Judgment On Christian Divorce Act

Judgment On Christian Divorce Act 

The Honorable Chief Justice of Lahore High Court has given a landmark judgment on the interpretation of Christian Divorce Act 1869. The judgment has been approved for reporting in a law journal and is available on the website of Lahore High Court.

The Honorable Chief Justice has delineated the principle that the court is a constitutional court and is not supposed to interpret the Bible or canonical law. Instead, the court is supposed to enforce fundamental rights of Christian minorities through the interpretation of the Constitution of Pakistan.

The court has further added that in countries with a Christian majority, such as the USA and UK, a Christian couple can seek divorce on reasonable grounds if they do not want to live together. There is no need for a Christian husband to prove the charge of adultery in order to separate or seek divorce. Unfortunately, in Pakistan, there was only one ground for a man under Section 10 of the Divorce Act to do so, and that was to prove the charge of adultery.

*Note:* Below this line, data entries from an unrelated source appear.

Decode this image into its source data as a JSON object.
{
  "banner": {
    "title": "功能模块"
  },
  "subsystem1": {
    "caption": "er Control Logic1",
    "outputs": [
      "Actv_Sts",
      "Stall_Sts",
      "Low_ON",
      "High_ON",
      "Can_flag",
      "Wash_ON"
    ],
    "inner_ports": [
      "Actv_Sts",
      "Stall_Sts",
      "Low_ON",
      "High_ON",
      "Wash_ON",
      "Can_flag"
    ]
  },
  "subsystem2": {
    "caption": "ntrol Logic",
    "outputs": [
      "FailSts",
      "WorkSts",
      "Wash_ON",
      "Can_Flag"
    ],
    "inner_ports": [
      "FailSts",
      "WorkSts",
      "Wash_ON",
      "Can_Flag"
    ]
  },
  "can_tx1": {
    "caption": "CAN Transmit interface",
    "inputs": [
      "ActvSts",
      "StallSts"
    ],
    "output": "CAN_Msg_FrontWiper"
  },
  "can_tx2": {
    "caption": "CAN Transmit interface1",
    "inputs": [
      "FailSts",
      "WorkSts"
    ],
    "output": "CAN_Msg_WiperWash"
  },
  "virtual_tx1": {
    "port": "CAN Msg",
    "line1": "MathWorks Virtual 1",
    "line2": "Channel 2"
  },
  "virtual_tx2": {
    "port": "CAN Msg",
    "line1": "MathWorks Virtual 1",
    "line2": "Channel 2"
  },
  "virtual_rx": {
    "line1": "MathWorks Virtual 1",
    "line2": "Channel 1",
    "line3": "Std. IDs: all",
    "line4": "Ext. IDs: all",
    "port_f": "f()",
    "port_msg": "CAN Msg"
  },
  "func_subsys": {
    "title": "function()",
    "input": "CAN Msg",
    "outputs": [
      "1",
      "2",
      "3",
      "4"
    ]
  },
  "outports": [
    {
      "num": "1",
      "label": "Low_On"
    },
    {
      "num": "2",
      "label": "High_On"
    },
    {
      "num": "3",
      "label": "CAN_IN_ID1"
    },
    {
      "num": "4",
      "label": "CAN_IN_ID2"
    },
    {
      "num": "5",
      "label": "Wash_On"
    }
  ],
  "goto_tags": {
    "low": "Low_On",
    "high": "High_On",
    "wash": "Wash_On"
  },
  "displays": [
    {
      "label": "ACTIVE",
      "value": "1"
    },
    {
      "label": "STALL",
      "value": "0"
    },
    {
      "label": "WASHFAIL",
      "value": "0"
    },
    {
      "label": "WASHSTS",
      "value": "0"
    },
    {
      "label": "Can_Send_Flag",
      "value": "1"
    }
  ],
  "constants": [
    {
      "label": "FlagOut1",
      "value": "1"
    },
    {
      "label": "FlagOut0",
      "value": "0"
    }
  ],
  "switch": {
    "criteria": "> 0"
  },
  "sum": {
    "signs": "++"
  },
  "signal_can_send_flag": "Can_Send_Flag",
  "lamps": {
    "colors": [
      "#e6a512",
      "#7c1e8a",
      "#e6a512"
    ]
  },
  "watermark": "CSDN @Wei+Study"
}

Therefore, the court restored Section 7 of the Divorce Act 1869 which had been removed by General Zia Ul Haq through the Federal Declaration Revision Ordinance 1981. After the restoration of this provision, other grounds will also be available to Christian couples seeking divorce without resorting to alleged mudslinging. These grounds are also available in the courts of England and Wales under the UK Matrimonial Causes Act 1973.

A Christian couple can now seek divorce without being forced to prove adultery. They can seek divorce on reasonable grounds or based on mutual consent if they do not want to live together or if they think that their marriage is ‘irretrievably broken’. The Honorable Chief Justice also mentioned the amendment by Indian courts in their Divorce Act facilitating the divorce of Christian couples based on mutual consent.

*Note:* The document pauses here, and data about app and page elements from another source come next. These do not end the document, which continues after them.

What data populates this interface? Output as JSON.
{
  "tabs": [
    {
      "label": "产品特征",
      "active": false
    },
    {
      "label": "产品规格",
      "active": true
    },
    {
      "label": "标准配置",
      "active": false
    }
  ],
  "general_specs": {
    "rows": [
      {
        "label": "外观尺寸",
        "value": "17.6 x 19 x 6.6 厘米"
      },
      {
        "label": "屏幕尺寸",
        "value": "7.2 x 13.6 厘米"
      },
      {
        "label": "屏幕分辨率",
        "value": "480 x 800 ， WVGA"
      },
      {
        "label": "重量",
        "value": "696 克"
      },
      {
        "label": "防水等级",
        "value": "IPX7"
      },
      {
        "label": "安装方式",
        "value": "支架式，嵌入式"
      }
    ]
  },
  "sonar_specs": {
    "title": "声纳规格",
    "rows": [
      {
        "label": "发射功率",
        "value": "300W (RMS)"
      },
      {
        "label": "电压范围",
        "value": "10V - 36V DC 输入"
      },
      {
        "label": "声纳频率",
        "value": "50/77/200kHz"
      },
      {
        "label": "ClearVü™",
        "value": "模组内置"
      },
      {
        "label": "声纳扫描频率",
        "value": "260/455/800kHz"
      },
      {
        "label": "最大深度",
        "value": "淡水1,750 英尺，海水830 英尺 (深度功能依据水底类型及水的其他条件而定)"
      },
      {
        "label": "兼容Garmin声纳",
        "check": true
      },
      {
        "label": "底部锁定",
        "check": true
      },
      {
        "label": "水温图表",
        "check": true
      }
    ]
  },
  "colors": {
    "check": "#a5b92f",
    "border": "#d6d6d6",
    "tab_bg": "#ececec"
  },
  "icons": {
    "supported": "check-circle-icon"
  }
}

The court further elaborated that Pakistan has ratified the International Covenant on Civil and Political Rights which states that minorities can freely exercise their religious and cultural rights. Reliance was also placed on the Convention on Elimination of Discrimination Against Women as imputing a charge of adultery on a woman is against her dignity and such imputation is deplorable and against the fundamental right to life which also includes the pursuit of happiness. The Honorable Chief Justice further relied on the comments of Mr. Manzoor Qadir (former Chief Justice High Court) in his judgment from 1963 in which he supported the availability of other reasonable grounds like those in England and Wales.

The court further relied on the judgment of Supreme Court (citation PLD 2014 SC 699) which stated that the right to practise a religious belief depended upon an individual’s conscience. Therefore, no one belonging to any majority or minority denomination could impose his or her belief on another individual. The democratic norms of a country should fully support the individual’s free will and conscience.

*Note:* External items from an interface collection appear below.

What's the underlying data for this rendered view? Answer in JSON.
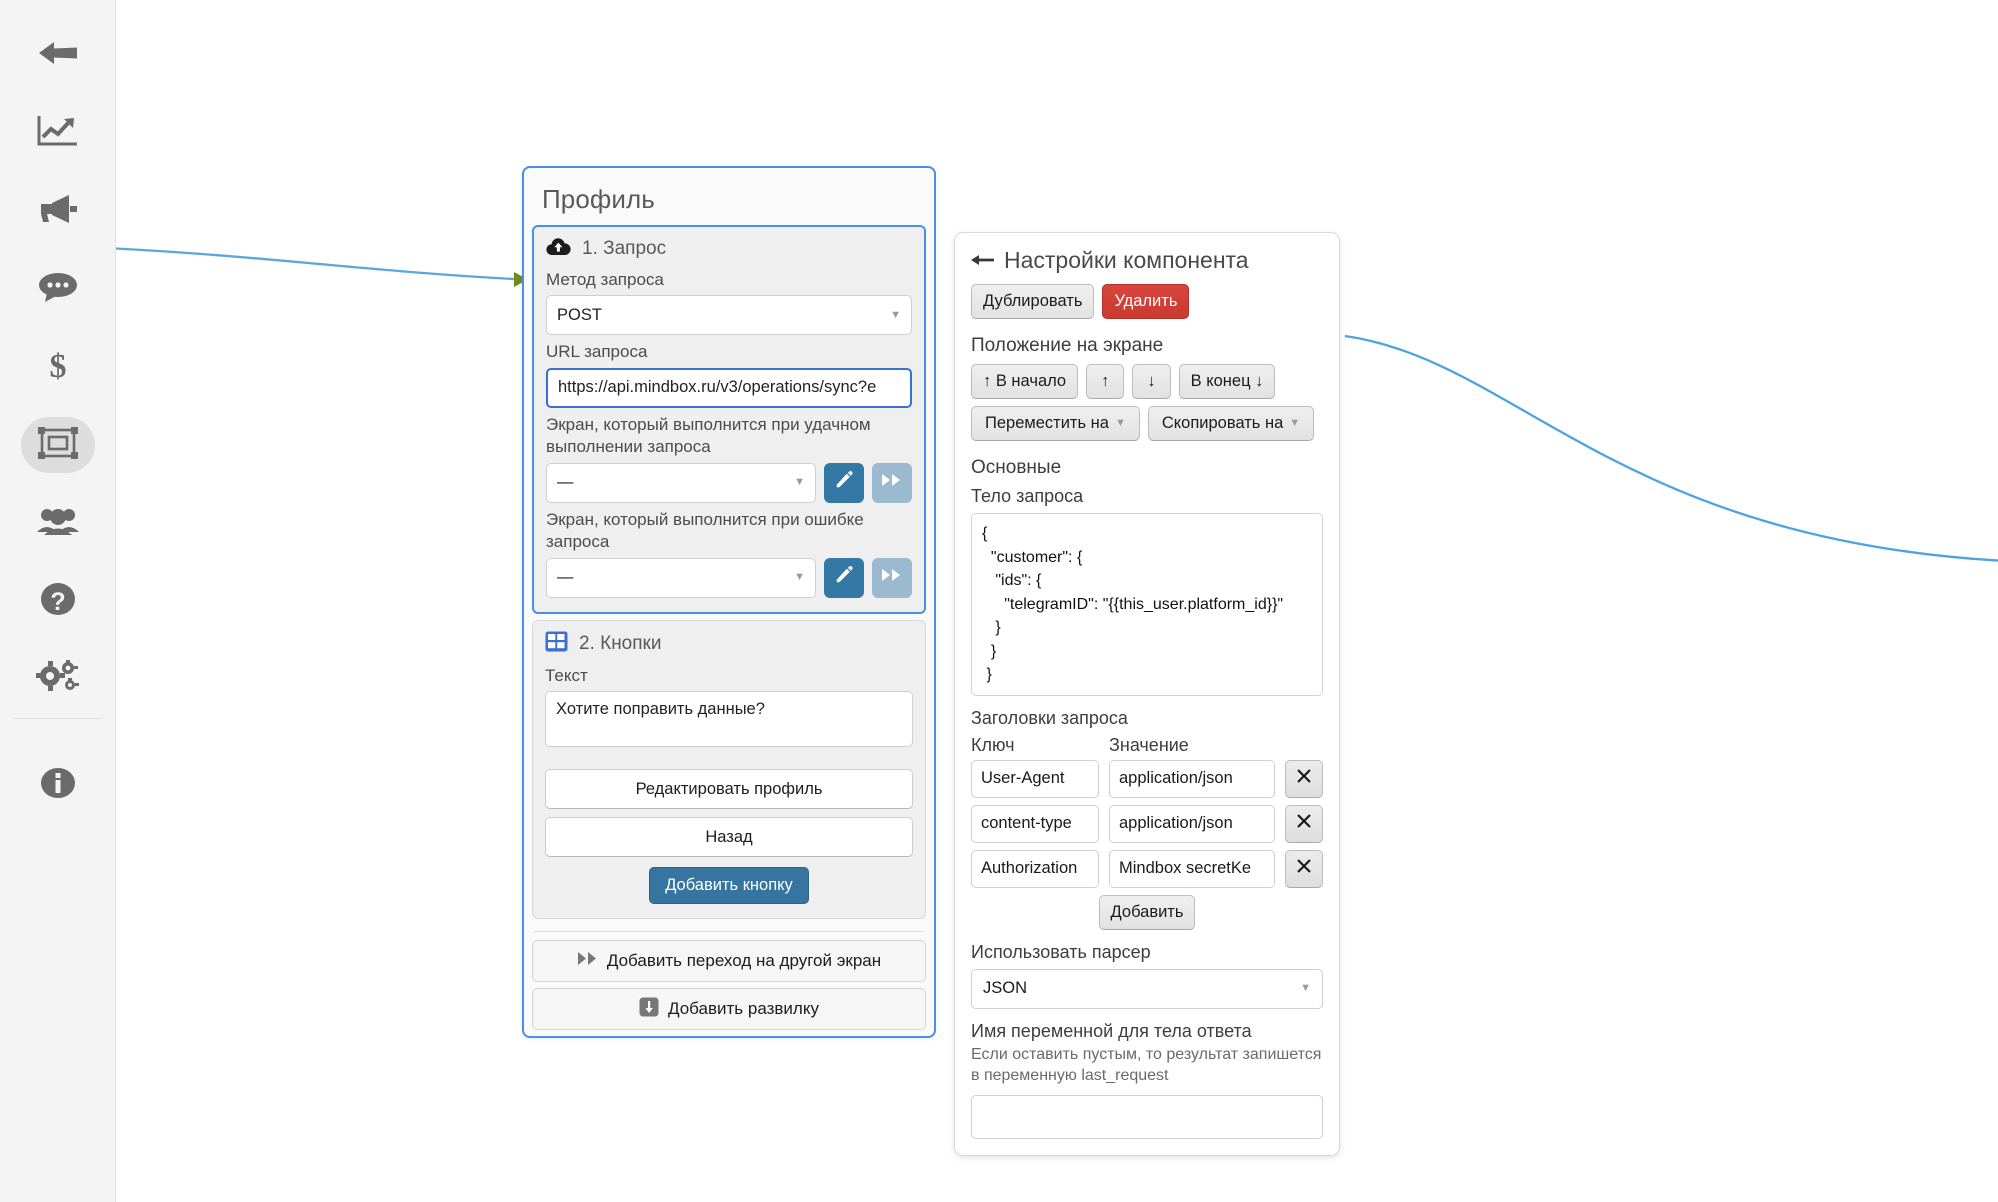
{
  "sidebar": {
    "items": [
      {
        "icon": "back-arrow-icon",
        "name": "back"
      },
      {
        "icon": "analytics-icon",
        "name": "analytics"
      },
      {
        "icon": "megaphone-icon",
        "name": "broadcast"
      },
      {
        "icon": "chat-bubble-icon",
        "name": "messages"
      },
      {
        "icon": "dollar-icon",
        "name": "billing"
      },
      {
        "icon": "screens-icon",
        "name": "screens",
        "active": true
      },
      {
        "icon": "users-icon",
        "name": "users"
      },
      {
        "icon": "question-icon",
        "name": "help"
      },
      {
        "icon": "gears-icon",
        "name": "settings"
      },
      {
        "icon": "info-icon",
        "name": "info"
      }
    ]
  },
  "screen_card": {
    "title": "Профиль",
    "blocks": [
      {
        "index_icon": "cloud-upload-icon",
        "title": "1. Запрос",
        "fields": {
          "method_label": "Метод запроса",
          "method_value": "POST",
          "url_label": "URL запроса",
          "url_value": "https://api.mindbox.ru/v3/operations/sync?e",
          "success_label": "Экран, который выполнится при удачном выполнении запроса",
          "success_value": "—",
          "error_label": "Экран, который выполнится при ошибке запроса",
          "error_value": "—"
        }
      },
      {
        "index_icon": "grid-icon",
        "title": "2. Кнопки",
        "fields": {
          "text_label": "Текст",
          "text_value": "Хотите поправить данные?"
        },
        "buttons": [
          "Редактировать профиль",
          "Назад"
        ],
        "add_button_label": "Добавить кнопку"
      }
    ],
    "footer_actions": [
      {
        "icon": "fast-forward-icon",
        "label": "Добавить переход на другой экран"
      },
      {
        "icon": "branch-icon",
        "label": "Добавить развилку"
      }
    ]
  },
  "settings_panel": {
    "title": "Настройки компонента",
    "back_icon": "back-arrow-icon",
    "duplicate_label": "Дублировать",
    "delete_label": "Удалить",
    "position_label": "Положение на экране",
    "position_buttons": [
      "↑ В начало",
      "↑",
      "↓",
      "В конец ↓"
    ],
    "move_to_label": "Переместить на",
    "copy_to_label": "Скопировать на",
    "basic_section": "Основные",
    "body_label": "Тело запроса",
    "body_value": "{\n  \"customer\": {\n   \"ids\": {\n     \"telegramID\": \"{{this_user.platform_id}}\"\n   }\n  }\n }",
    "headers_label": "Заголовки запроса",
    "headers_col_key": "Ключ",
    "headers_col_value": "Значение",
    "headers": [
      {
        "key": "User-Agent",
        "value": "application/json"
      },
      {
        "key": "content-type",
        "value": "application/json"
      },
      {
        "key": "Authorization",
        "value": "Mindbox secretKe"
      }
    ],
    "add_header_label": "Добавить",
    "parser_label": "Использовать парсер",
    "parser_value": "JSON",
    "response_var_label": "Имя переменной для тела ответа",
    "response_var_hint": "Если оставить пустым, то результат запишется в переменную last_request",
    "response_var_value": ""
  },
  "colors": {
    "accent_blue": "#4a90e2",
    "primary_btn": "#36759f",
    "muted_btn": "#9bb9cf",
    "danger": "#d9453c",
    "edge_line": "#5ba7d6",
    "arrow_head": "#6e8b1f"
  }
}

I had the privilege to appear as lead counsel on behalf of the petitioner, Amin Masih. I also had to face a lot of opposition from parliamentarians reluctant to amend the Divorce Act 1869.

Amin Masih was a janitor in a private hospital with absolutely no money to bear the expenses of the case. I could have easily refused to help him but my conscience did not allow me to do so. Young lawyers should learn from this experience and must always be ready to help the underprivileged subjected to injustice and unable to afford a lawyer to seek justice. The reason for entering into the legal profession should not only be to earn but to also be kind and good towards people in need.

The case was referred to me by my mother and after a painstaking struggle of one and a half year, I was able to bring change, by the grace of God, in the lives of Christian women living in Pakistan. Hundreds of Christian divorce cases pending in family courts will now be adjudicated on just and reasonable grounds. The Honorable Chief Justice has given a landmark judgment and we should all be grateful. Moreover, it can be seen that public interest litigation under Article 199 of the Constitution 1973 can transform the lives of innocent people.


The writer appeared as lead counsel in this case. 

The views expressed in this article are those of the author and do not necessarily represent the views of CourtingTheLaw.com or any other organization with which he might be associated.

Sheraz Zaka

Author: Sheraz Zaka

The writer is a constitutional lawyer, human rights activist and teacher. He can be contacted at [email protected]